The Rustle of Spring

Spring is rolling in here on the Cape Peninsula after late winter rain, the wild flowers are abloom in swathes of rich tones.  It makes the heart sing; the senses washed wild by the earthy scent of rain – petrichor, a counterpoint to all that sensuous colour.

The osteospermums were the first to make an appearance with the felicias and senecias opening close behind and now the vibrant vygies are splashing out in a voluptuous spread.

Namaqualand spring daisies.

We celebrate the floral abundance here in the heart of one of Nature’s jewels: the Cape Floral Kingdom, one of the six floral kingdoms in the world.  It may be the smallest, but it has an astonishing variety of over 8578 plant species and spring is a showcase season.  Though there is always some delight to be discovered as different species flower throughout the year.

While writing this post I watch as a tiny fledgling – a Southern Double-collared sunbird flies hesitantly round the backyard as the parents hover, coaxing and calling.  The nest was built high up in the Cape honeysuckle which grows up a trellis with long trailing tendrils.  The sunbirds and the Cape Sugarbird  serve as useful pollinators along with a fascinating array of insects.

The male sunbird showing off the richly iridescent chest feathers.

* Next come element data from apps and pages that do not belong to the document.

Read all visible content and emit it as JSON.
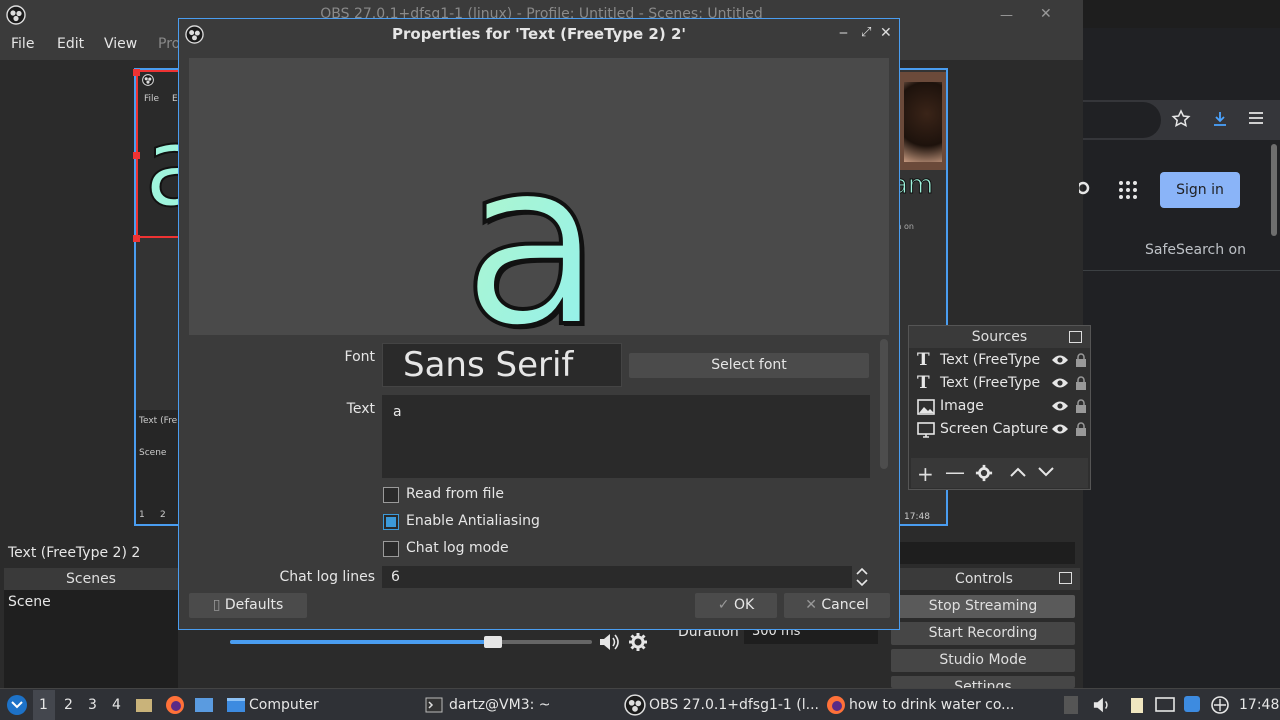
{
  "obs": {
    "window_title": "OBS 27.0.1+dfsg1-1 (linux) - Profile: Untitled - Scenes: Untitled",
    "menu": [
      "File",
      "Edit",
      "View",
      "Pro"
    ],
    "preview_mini": {
      "menu": [
        "File",
        "E"
      ],
      "text_label": "Text (Fre",
      "scene_label": "Scene",
      "taskbar": [
        "1",
        "2"
      ],
      "clock": "17:48",
      "caption": "ch on"
    },
    "selected_source_label": "Text (FreeType 2) 2",
    "scenes": {
      "title": "Scenes",
      "items": [
        "Scene"
      ]
    },
    "controls": {
      "title": "Controls",
      "buttons": [
        "Stop Streaming",
        "Start Recording",
        "Studio Mode",
        "Settings"
      ]
    },
    "transition": {
      "duration_label": "Duration",
      "duration_value": "300 ms"
    },
    "sources": {
      "title": "Sources",
      "items": [
        {
          "name": "Text (FreeType",
          "icon": "text-icon"
        },
        {
          "name": "Text (FreeType",
          "icon": "text-icon"
        },
        {
          "name": "Image",
          "icon": "image-icon"
        },
        {
          "name": "Screen Capture",
          "icon": "monitor-icon"
        }
      ]
    }
  },
  "browser": {
    "sign_in": "Sign in",
    "safesearch": "SafeSearch on"
  },
  "dialog": {
    "title": "Properties for 'Text (FreeType 2) 2'",
    "preview_text": "a",
    "font_label": "Font",
    "font_value": "Sans Serif",
    "select_font": "Select font",
    "text_label": "Text",
    "text_value": "a",
    "read_from_file": "Read from file",
    "enable_antialiasing": "Enable Antialiasing",
    "chat_log_mode": "Chat log mode",
    "chat_log_lines_label": "Chat log lines",
    "chat_log_lines_value": "6",
    "defaults": "Defaults",
    "ok": "OK",
    "cancel": "Cancel",
    "checks": {
      "read_from_file": false,
      "enable_antialiasing": true,
      "chat_log_mode": false
    }
  },
  "taskbar": {
    "workspaces": [
      "1",
      "2",
      "3",
      "4"
    ],
    "items": [
      "Computer",
      "dartz@VM3: ~",
      "OBS 27.0.1+dfsg1-1 (l...",
      "how to drink water co..."
    ],
    "clock": "17:48"
  },
  "colors": {
    "accent": "#4a9df0",
    "text_fill": "#9ff5dd"
  }
}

To finish off, perhaps some inspiration from Sinding?

Glorious Yellow

Swathes of yellow catch the eye as the mountain slopes in the southern part of the Cape Peninsula are in full bloom with the showy Leucadendrons (the cone families of the Protea species).   Winter is a dynamic time for a number of the protea species – Blackbeards and Green sugarbush proteas also flower showing off stylish flower heads.

Spider lily: Ferraria crispa

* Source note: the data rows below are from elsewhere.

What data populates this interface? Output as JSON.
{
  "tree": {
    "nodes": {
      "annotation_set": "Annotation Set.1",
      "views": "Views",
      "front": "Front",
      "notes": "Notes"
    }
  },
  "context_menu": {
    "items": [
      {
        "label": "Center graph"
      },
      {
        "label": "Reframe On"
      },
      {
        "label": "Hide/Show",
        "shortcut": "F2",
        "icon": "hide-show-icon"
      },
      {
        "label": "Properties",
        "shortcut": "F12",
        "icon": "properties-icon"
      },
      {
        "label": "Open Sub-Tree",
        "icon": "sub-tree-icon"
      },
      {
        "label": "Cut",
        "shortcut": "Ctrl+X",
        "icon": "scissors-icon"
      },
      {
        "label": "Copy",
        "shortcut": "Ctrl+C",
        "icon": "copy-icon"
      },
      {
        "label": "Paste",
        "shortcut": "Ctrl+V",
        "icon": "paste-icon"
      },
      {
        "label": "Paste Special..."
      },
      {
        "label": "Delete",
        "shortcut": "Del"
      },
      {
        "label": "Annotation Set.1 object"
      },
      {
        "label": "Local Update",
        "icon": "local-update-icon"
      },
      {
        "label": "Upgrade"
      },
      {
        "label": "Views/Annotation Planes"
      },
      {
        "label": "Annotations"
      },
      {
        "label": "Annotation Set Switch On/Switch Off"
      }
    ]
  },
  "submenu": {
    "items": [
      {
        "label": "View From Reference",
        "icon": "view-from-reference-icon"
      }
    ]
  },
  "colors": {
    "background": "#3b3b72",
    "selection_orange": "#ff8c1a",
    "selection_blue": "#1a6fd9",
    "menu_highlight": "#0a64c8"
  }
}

It was a stroke of luck to discover this plant in flower when by chance I’d wandered off a coastal hiking track (Hoek van Bobbejaan at the Cape of Good Hope Reserve), to shelter from the wind. The tough spider lily (Ferraria crispa), a cormous perennial belongs to that fabulous plant family, the iridaceae.     The  flowers only last for one day and there it was, a single bloom growing discreetly under a granite outcrop.  One of it’s common names – “Inkpotjie” or Little inkpot fits it’s speckled description rather aptly.

The striking flowers of the spider lily plant have an unusual carrion scent.  They grow mostly in deep sands of granite outcrops in the southwestern Cape.

WPC:  Against the odds.